If you can't beat 'em, go fight someone else.

That's what Microsoft (Nasdaq: MSFT) is doing with its upcoming Windows Phone 7 operating system. Catching up to the Apple (Nasdaq: AAPL) iPhone and Google (Nasdaq: GOOG) Android platforms in one fell swoop is hard enough for mobile specialist Research In Motion (Nasdaq: RIMM), and Palm basically died fighting the good fight -- and that was back when iPhone and Android were still sort of immature. So it makes sense for Mr. Softy to try a different tack with its upcoming mobile flavor of Windows.

The secret sauce? Gaming.

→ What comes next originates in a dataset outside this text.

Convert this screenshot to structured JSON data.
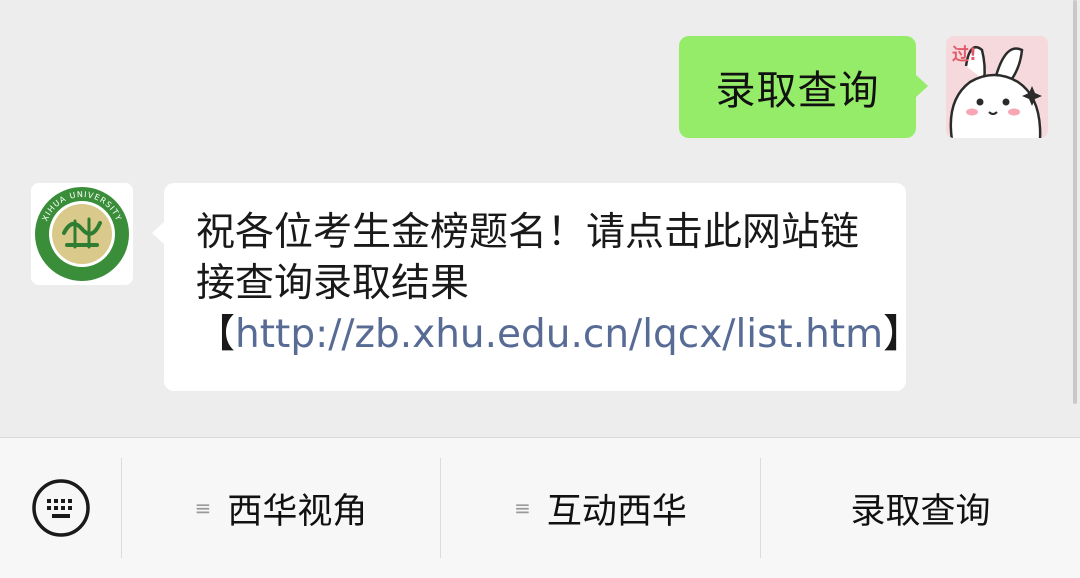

Your Windows Phone 7 phone will connect to Microsoft's popular Xbox Live network for a social, connected, and presumably amazing gaming experience.

Games will be downloaded over the air -- though a Wi-Fi connection will probably make for a more pleasant process, especially if you get your Windows phone from AT&T (NYSE: T) -- and then be fully playable on your shiny new gadget. The games are coming in from many popular publishers including Microsoft's own gaming division, THQ Interactive (Nasdaq: THQI), and Glu Mobile. Titles range from Bejeweled to Guitar Hero 5, with a taste of everything from casual simplicity to immersive 3-D worlds.

So it looks like Microsoft is ready to milk its Xbox brand for whatever street cred it's worth in order to get a leg up on the mobile market. In effect, your phone becomes a miniature Xbox, controlled by gentle multi-touch taps on your screen.

If that's a major selling point around which Microsoft plans its marketing strategy, Windows Phone 7 could end up in a market niche all by itself, somewhere between handheld video games and high-end smartphones. Some would call it a risk and others an opportunity; me, I don't really believe that Big Bad Redmond would be happy in such a specialized role.

The Windows Phone 7 platform may fracture into business and gaming versions before it even hits store shelves. Fragmentation is a major knock against Android -- will Microsoft catch flak from the same verbal grenades?

Fool contributor Anders Bylund holds no position in any of the companies discussed here. Google and Microsoft are Motley Fool Inside Value picks. Google is a Motley Fool Rule Breakers recommendation. Apple is a Motley Fool Stock Advisor choice. Motley Fool Options has recommended a diagonal call position on Microsoft. The Fool owns shares of Google. Try any of our Foolish newsletter services free for 30 days. You can check out Anders' holdings and a concise bio if you like, and The Motley Fool is investors writing for investors.